- Neil Patel’s Uber Suggest: It’s no wonder why Neil Patel’s marketing blog attracts more than 10 million visitors each year. He even has his own tool, Uber Suggest, to help you track and improve your rankings and also manage your SEO ‘health’.
- Google Analytics: No strategy is complete without measurement. That's where Google Analytics comes in. Sure, it can be a bit daunting if you're a first-timer, but once you've got a good grasp of the basics, you’ll have a good insight into your users’ behaviors and your content performance. Plus, it’s free.
- Google Data Studio: If it’s reports you’re after, Google Data Studio takes all of those insights and turns them into nice-looking visuals.

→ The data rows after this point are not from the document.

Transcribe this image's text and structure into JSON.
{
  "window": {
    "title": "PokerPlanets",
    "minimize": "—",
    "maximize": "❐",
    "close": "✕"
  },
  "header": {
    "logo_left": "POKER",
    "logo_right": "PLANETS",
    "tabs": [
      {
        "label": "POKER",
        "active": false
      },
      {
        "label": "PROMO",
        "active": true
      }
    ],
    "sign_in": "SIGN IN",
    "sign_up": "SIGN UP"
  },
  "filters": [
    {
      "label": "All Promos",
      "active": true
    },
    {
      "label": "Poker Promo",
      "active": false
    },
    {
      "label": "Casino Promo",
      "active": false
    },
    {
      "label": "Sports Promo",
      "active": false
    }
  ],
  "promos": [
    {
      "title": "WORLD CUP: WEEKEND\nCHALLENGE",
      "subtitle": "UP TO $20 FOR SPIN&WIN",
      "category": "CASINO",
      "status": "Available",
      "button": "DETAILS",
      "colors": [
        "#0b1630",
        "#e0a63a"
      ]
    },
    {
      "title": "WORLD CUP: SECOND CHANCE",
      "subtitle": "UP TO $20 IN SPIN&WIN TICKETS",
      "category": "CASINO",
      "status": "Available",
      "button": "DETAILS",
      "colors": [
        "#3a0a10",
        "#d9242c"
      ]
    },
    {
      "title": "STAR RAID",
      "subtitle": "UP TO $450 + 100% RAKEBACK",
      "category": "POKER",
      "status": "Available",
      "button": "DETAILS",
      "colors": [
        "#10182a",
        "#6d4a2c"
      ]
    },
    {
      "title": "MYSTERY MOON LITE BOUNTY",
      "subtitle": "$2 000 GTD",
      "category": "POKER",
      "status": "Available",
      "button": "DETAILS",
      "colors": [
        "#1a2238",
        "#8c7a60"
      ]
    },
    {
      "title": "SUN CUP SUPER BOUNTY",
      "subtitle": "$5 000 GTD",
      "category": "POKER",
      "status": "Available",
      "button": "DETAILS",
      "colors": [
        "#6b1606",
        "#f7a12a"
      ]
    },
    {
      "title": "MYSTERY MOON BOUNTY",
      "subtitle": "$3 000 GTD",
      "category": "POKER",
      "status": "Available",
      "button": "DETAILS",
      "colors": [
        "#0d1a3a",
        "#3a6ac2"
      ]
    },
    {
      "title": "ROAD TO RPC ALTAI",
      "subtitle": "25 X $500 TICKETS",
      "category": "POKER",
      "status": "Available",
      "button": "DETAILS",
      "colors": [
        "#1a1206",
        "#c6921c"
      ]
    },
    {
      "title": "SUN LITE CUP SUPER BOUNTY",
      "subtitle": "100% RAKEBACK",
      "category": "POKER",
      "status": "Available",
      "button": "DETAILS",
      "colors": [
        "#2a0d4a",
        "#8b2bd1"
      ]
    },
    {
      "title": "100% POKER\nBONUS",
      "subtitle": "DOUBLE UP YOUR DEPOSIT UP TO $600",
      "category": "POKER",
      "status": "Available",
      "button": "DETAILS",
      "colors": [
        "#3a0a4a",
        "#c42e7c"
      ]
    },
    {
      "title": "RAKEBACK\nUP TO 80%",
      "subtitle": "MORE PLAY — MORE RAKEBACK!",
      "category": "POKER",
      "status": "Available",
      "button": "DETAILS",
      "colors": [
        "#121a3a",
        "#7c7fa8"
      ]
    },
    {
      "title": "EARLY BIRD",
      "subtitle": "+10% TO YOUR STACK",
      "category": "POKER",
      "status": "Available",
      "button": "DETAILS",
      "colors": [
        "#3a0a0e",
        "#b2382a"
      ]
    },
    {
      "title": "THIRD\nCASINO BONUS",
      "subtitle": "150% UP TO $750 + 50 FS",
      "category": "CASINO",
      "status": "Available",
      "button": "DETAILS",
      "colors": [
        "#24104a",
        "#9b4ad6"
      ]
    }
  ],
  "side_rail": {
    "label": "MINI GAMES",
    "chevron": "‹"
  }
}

There are endless ways to customize each report and data is constantly updated, making it more reliable.
Looking for more tools to help simplify your life? Here's our overview of 30+ tools for PR teams.
How do I know if my SEO strategy is working?
After investing so much work into your SEO strategy, here are two KPIs that will help you track if your efforts are paying off:
(High quality) Press mentions
This one’s quite obvious, of course. If your strategy is working, you’ll see an increase in press mentions: your media contacts have more information to work with, there’s a lower threshold to find information about your company, there are beautiful media assets available, and it’s very easy to get in contact with the PR team.
One of our customers, Dutch bicycle brand VanMoof, started to pick up multiple press mentions from magazines they had never been in contact with. That’s the moment they realized their strategy is working - there’s no way that would’ve happened without an online newsroom.
As a PR team, you’re building a brand. You’re building authority. And online, authority is based on backlinks. With every backlink to your website, you’re strengthening your company’s online authority.
Speaking of KPI's, when it comes to measuring and reporting results, there is no one-size-fits-all approach. Here’s our honest take on measuring in PR.